--- Task prompt ---
Word for word, print out all of the data, omitting every image.

--- Supplied records ---
• • • •

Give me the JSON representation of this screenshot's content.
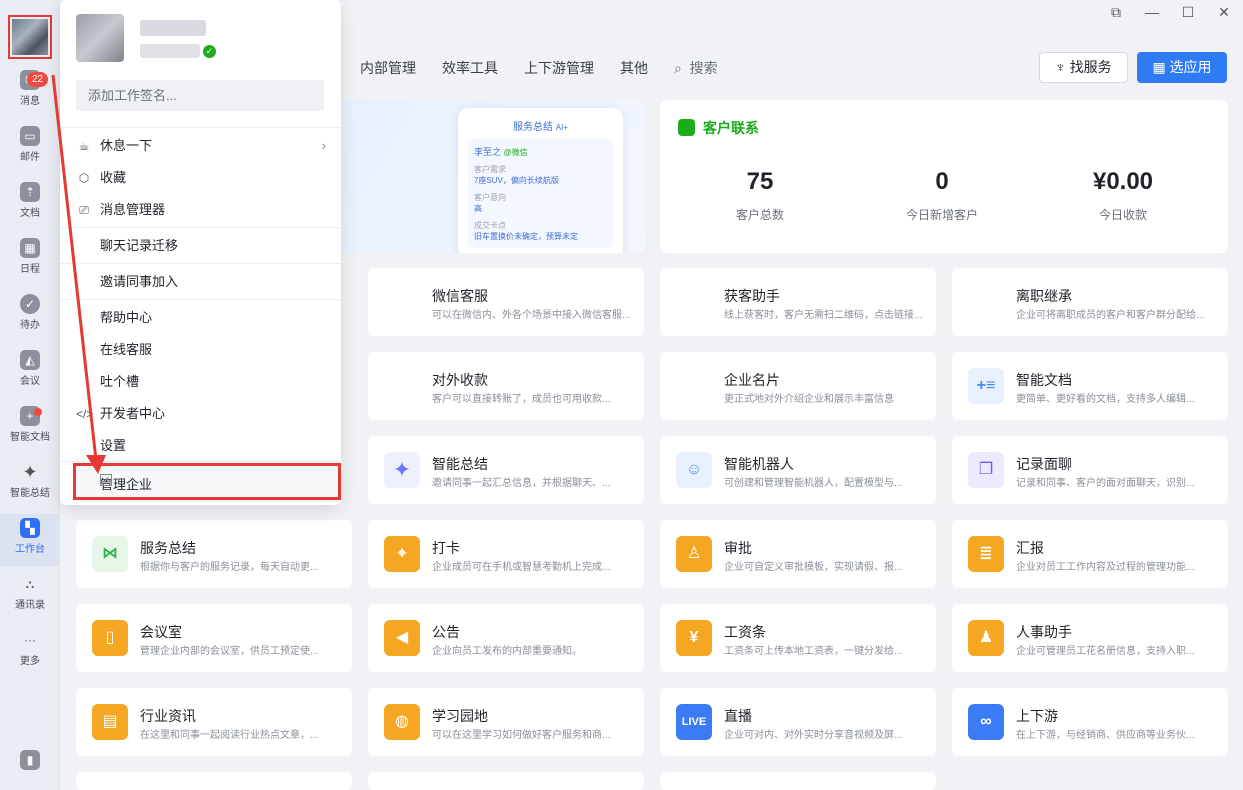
{
  "rail": {
    "items": [
      {
        "label": "消息",
        "icon": "message-icon",
        "badge": "22"
      },
      {
        "label": "邮件",
        "icon": "mail-icon"
      },
      {
        "label": "文档",
        "icon": "doc-icon"
      },
      {
        "label": "日程",
        "icon": "calendar-icon"
      },
      {
        "label": "待办",
        "icon": "todo-icon"
      },
      {
        "label": "会议",
        "icon": "meeting-icon"
      },
      {
        "label": "智能文档",
        "icon": "smart-doc-icon"
      },
      {
        "label": "智能总结",
        "icon": "sparkle-icon"
      },
      {
        "label": "工作台",
        "icon": "workbench-icon",
        "active": true
      },
      {
        "label": "通讯录",
        "icon": "contacts-icon"
      },
      {
        "label": "更多",
        "icon": "more-icon"
      }
    ]
  },
  "topnav": {
    "items": [
      "内部管理",
      "效率工具",
      "上下游管理",
      "其他"
    ],
    "search": "搜索"
  },
  "buttons": {
    "find_service": "找服务",
    "choose_app": "选应用"
  },
  "banner": {
    "title": "服务总结",
    "tag": "AI+",
    "name": "李至之",
    "wechat": "@微信",
    "line1": "客户需求",
    "line2": "7座SUV，偏向长续航版",
    "line3": "客户意向",
    "line4": "高",
    "line5": "成交卡点",
    "line6": "旧车置换价未确定，预算未定"
  },
  "contact": {
    "title": "客户联系",
    "stats": [
      {
        "value": "75",
        "label": "客户总数"
      },
      {
        "value": "0",
        "label": "今日新增客户"
      },
      {
        "value": "¥0.00",
        "label": "今日收款"
      }
    ]
  },
  "apps": [
    {
      "name": "微信客服",
      "desc": "可以在微信内、外各个场景中接入微信客服...",
      "color": "#2bb24c",
      "icon": "chat-bubble-icon"
    },
    {
      "name": "获客助手",
      "desc": "线上获客时，客户无需扫二维码，点击链接...",
      "color": "#2bb24c",
      "icon": "lightning-icon"
    },
    {
      "name": "离职继承",
      "desc": "企业可将离职成员的客户和客户群分配给...",
      "color": "#2bb24c",
      "icon": "transfer-icon"
    },
    {
      "name": "对外收款",
      "desc": "客户可以直接转账了，成员也可用收款...",
      "color": "#2bb24c",
      "icon": "yen-shield-icon"
    },
    {
      "name": "企业名片",
      "desc": "更正式地对外介绍企业和展示丰富信息",
      "color": "#2bb24c",
      "icon": "card-icon"
    },
    {
      "name": "智能文档",
      "desc": "更简单、更好看的文档，支持多人编辑...",
      "color": "#3b8df5",
      "icon": "smart-doc-icon"
    },
    {
      "name": "智能总结",
      "desc": "邀请同事一起汇总信息，并根据聊天、...",
      "color": "#6a7cf5",
      "icon": "sparkle-icon"
    },
    {
      "name": "智能机器人",
      "desc": "可创建和管理智能机器人，配置模型与...",
      "color": "#4b8cf5",
      "icon": "robot-icon"
    },
    {
      "name": "记录面聊",
      "desc": "记录和同事、客户的面对面聊天，识别...",
      "color": "#6a5cf5",
      "icon": "record-icon"
    },
    {
      "name": "服务总结",
      "desc": "根据你与客户的服务记录，每天自动更...",
      "color": "#2bb24c",
      "icon": "bowtie-icon"
    },
    {
      "name": "打卡",
      "desc": "企业成员可在手机或智慧考勤机上完成...",
      "color": "#f5a623",
      "icon": "location-pin-icon"
    },
    {
      "name": "审批",
      "desc": "企业可自定义审批模板，实现请假、报...",
      "color": "#f5a623",
      "icon": "stamp-icon"
    },
    {
      "name": "汇报",
      "desc": "企业对员工工作内容及过程的管理功能...",
      "color": "#f5a623",
      "icon": "report-icon"
    },
    {
      "name": "会议室",
      "desc": "管理企业内部的会议室，供员工预定使...",
      "color": "#f5a623",
      "icon": "door-icon"
    },
    {
      "name": "公告",
      "desc": "企业向员工发布的内部重要通知。",
      "color": "#f5a623",
      "icon": "megaphone-icon"
    },
    {
      "name": "工资条",
      "desc": "工资条可上传本地工资表，一键分发给...",
      "color": "#f5a623",
      "icon": "payslip-icon"
    },
    {
      "name": "人事助手",
      "desc": "企业可管理员工花名册信息，支持入职...",
      "color": "#f5a623",
      "icon": "person-icon"
    },
    {
      "name": "行业资讯",
      "desc": "在这里和同事一起阅读行业热点文章，...",
      "color": "#f5a623",
      "icon": "news-icon"
    },
    {
      "name": "学习园地",
      "desc": "可以在这里学习如何做好客户服务和商...",
      "color": "#f5a623",
      "icon": "planet-icon"
    },
    {
      "name": "直播",
      "desc": "企业可对内、对外实时分享音视频及屏...",
      "color": "#3b7bf5",
      "icon": "live-icon"
    },
    {
      "name": "上下游",
      "desc": "在上下游，与经销商、供应商等业务伙...",
      "color": "#3b7bf5",
      "icon": "link-icon"
    }
  ],
  "popup": {
    "signature_placeholder": "添加工作签名...",
    "items": [
      {
        "label": "休息一下",
        "icon": "coffee-icon",
        "chevron": true
      },
      {
        "label": "收藏",
        "icon": "cube-icon"
      },
      {
        "label": "消息管理器",
        "icon": "message-manager-icon"
      },
      {
        "label": "聊天记录迁移"
      },
      {
        "label": "邀请同事加入"
      },
      {
        "label": "帮助中心"
      },
      {
        "label": "在线客服"
      },
      {
        "label": "吐个槽"
      },
      {
        "label": "开发者中心",
        "icon": "code-icon"
      },
      {
        "label": "设置"
      }
    ],
    "manage": "管理企业"
  }
}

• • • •

--- Solution to this task ---
Give me the JSON representation of this screenshot's content.
{
  "rail": {
    "items": [
      {
        "label": "消息",
        "icon": "message-icon",
        "badge": "22"
      },
      {
        "label": "邮件",
        "icon": "mail-icon"
      },
      {
        "label": "文档",
        "icon": "doc-icon"
      },
      {
        "label": "日程",
        "icon": "calendar-icon"
      },
      {
        "label": "待办",
        "icon": "todo-icon"
      },
      {
        "label": "会议",
        "icon": "meeting-icon"
      },
      {
        "label": "智能文档",
        "icon": "smart-doc-icon"
      },
      {
        "label": "智能总结",
        "icon": "sparkle-icon"
      },
      {
        "label": "工作台",
        "icon": "workbench-icon",
        "active": true
      },
      {
        "label": "通讯录",
        "icon": "contacts-icon"
      },
      {
        "label": "更多",
        "icon": "more-icon"
      }
    ]
  },
  "topnav": {
    "items": [
      "内部管理",
      "效率工具",
      "上下游管理",
      "其他"
    ],
    "search": "搜索"
  },
  "buttons": {
    "find_service": "找服务",
    "choose_app": "选应用"
  },
  "banner": {
    "title": "服务总结",
    "tag": "AI+",
    "name": "李至之",
    "wechat": "@微信",
    "line1": "客户需求",
    "line2": "7座SUV，偏向长续航版",
    "line3": "客户意向",
    "line4": "高",
    "line5": "成交卡点",
    "line6": "旧车置换价未确定，预算未定"
  },
  "contact": {
    "title": "客户联系",
    "stats": [
      {
        "value": "75",
        "label": "客户总数"
      },
      {
        "value": "0",
        "label": "今日新增客户"
      },
      {
        "value": "¥0.00",
        "label": "今日收款"
      }
    ]
  },
  "apps": [
    {
      "name": "微信客服",
      "desc": "可以在微信内、外各个场景中接入微信客服...",
      "color": "#2bb24c",
      "icon": "chat-bubble-icon"
    },
    {
      "name": "获客助手",
      "desc": "线上获客时，客户无需扫二维码，点击链接...",
      "color": "#2bb24c",
      "icon": "lightning-icon"
    },
    {
      "name": "离职继承",
      "desc": "企业可将离职成员的客户和客户群分配给...",
      "color": "#2bb24c",
      "icon": "transfer-icon"
    },
    {
      "name": "对外收款",
      "desc": "客户可以直接转账了，成员也可用收款...",
      "color": "#2bb24c",
      "icon": "yen-shield-icon"
    },
    {
      "name": "企业名片",
      "desc": "更正式地对外介绍企业和展示丰富信息",
      "color": "#2bb24c",
      "icon": "card-icon"
    },
    {
      "name": "智能文档",
      "desc": "更简单、更好看的文档，支持多人编辑...",
      "color": "#3b8df5",
      "icon": "smart-doc-icon"
    },
    {
      "name": "智能总结",
      "desc": "邀请同事一起汇总信息，并根据聊天、...",
      "color": "#6a7cf5",
      "icon": "sparkle-icon"
    },
    {
      "name": "智能机器人",
      "desc": "可创建和管理智能机器人，配置模型与...",
      "color": "#4b8cf5",
      "icon": "robot-icon"
    },
    {
      "name": "记录面聊",
      "desc": "记录和同事、客户的面对面聊天，识别...",
      "color": "#6a5cf5",
      "icon": "record-icon"
    },
    {
      "name": "服务总结",
      "desc": "根据你与客户的服务记录，每天自动更...",
      "color": "#2bb24c",
      "icon": "bowtie-icon"
    },
    {
      "name": "打卡",
      "desc": "企业成员可在手机或智慧考勤机上完成...",
      "color": "#f5a623",
      "icon": "location-pin-icon"
    },
    {
      "name": "审批",
      "desc": "企业可自定义审批模板，实现请假、报...",
      "color": "#f5a623",
      "icon": "stamp-icon"
    },
    {
      "name": "汇报",
      "desc": "企业对员工工作内容及过程的管理功能...",
      "color": "#f5a623",
      "icon": "report-icon"
    },
    {
      "name": "会议室",
      "desc": "管理企业内部的会议室，供员工预定使...",
      "color": "#f5a623",
      "icon": "door-icon"
    },
    {
      "name": "公告",
      "desc": "企业向员工发布的内部重要通知。",
      "color": "#f5a623",
      "icon": "megaphone-icon"
    },
    {
      "name": "工资条",
      "desc": "工资条可上传本地工资表，一键分发给...",
      "color": "#f5a623",
      "icon": "payslip-icon"
    },
    {
      "name": "人事助手",
      "desc": "企业可管理员工花名册信息，支持入职...",
      "color": "#f5a623",
      "icon": "person-icon"
    },
    {
      "name": "行业资讯",
      "desc": "在这里和同事一起阅读行业热点文章，...",
      "color": "#f5a623",
      "icon": "news-icon"
    },
    {
      "name": "学习园地",
      "desc": "可以在这里学习如何做好客户服务和商...",
      "color": "#f5a623",
      "icon": "planet-icon"
    },
    {
      "name": "直播",
      "desc": "企业可对内、对外实时分享音视频及屏...",
      "color": "#3b7bf5",
      "icon": "live-icon"
    },
    {
      "name": "上下游",
      "desc": "在上下游，与经销商、供应商等业务伙...",
      "color": "#3b7bf5",
      "icon": "link-icon"
    }
  ],
  "popup": {
    "signature_placeholder": "添加工作签名...",
    "items": [
      {
        "label": "休息一下",
        "icon": "coffee-icon",
        "chevron": true
      },
      {
        "label": "收藏",
        "icon": "cube-icon"
      },
      {
        "label": "消息管理器",
        "icon": "message-manager-icon"
      },
      {
        "label": "聊天记录迁移"
      },
      {
        "label": "邀请同事加入"
      },
      {
        "label": "帮助中心"
      },
      {
        "label": "在线客服"
      },
      {
        "label": "吐个槽"
      },
      {
        "label": "开发者中心",
        "icon": "code-icon"
      },
      {
        "label": "设置"
      }
    ],
    "manage": "管理企业"
  }
}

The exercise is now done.